Sri Lanka, Pakistan and Argentina have become heavily dependent on Chinese loans and would likely not have adequate funding without them. If China is or becomes South Africa’s lender of last resort and government does not manage to adequately service its debt or find funding elsewhere, South Africa runs the risk of becoming Chinese loan dependant. That or go into debt restructuring at the behest of the IMF.

8. Threats to national sovereignty:

In Sri Lanka the Chinese loans resulted in an assault on the country’s sovereignty on potentially two fronts. First, China now owns the Hambantota port and 15 000 acres of land surrounding it. Second, there have been reports that a Chinese state owned company working in Sri Lanka actively tried and influence the country’s general elections. In Argentina’s case, land was allocated to China for a satellite hub as collateral, rent free for 50 years.

Sri Lanka and Argentina were and are in quite different positions in comparison to South Africa; the former took on loans at a much faster rate and the latter was already in a dire position. Nonetheless, it is prudent to be aware of the risks. While it is unlikely that China would seek control of South African land, if South Africa defaults on loans used to fund assets of strategic importance to China, such as coal supplies, it is possible that China may try to take effective ownership of the assets as it did the Sri Lankan port – arguably an arrangement that no other creditor would ask for.

In conclusion of this brief, if government takes heed of the experiences other countries have had with Chinese debt, the loans could prove to be a much needed boost to South Africa’s economy. Ethiopia stands as an example of a recipient government which has not compromised the economic viability of Chinese debt. A further safeguard may also come from China itself; a possible indication that lessons have been learnt with regards to reckless lending and borrowers, in September last year Chinese president Xi Jinping stated at a summit for African leaders that ‘[r]esources for our cooperation are not to be spent on any vanity projects but in places where they count the most.’[5]

Charles Collocott

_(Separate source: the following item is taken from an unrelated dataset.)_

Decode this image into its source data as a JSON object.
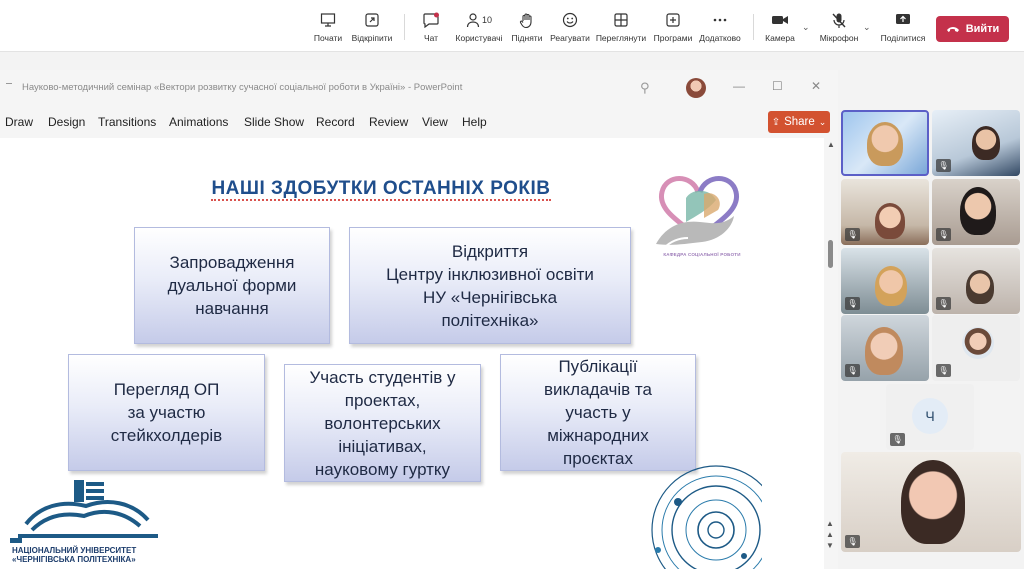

[1]John Hurley, Scott Morris, and GailynPortelance. 2018. “Examining the Debt Implications of the

Belt and Road Initiative from a Policy Perspective.” CGD Policy Paper. Washington, DC: Center for

Global Development, at 19.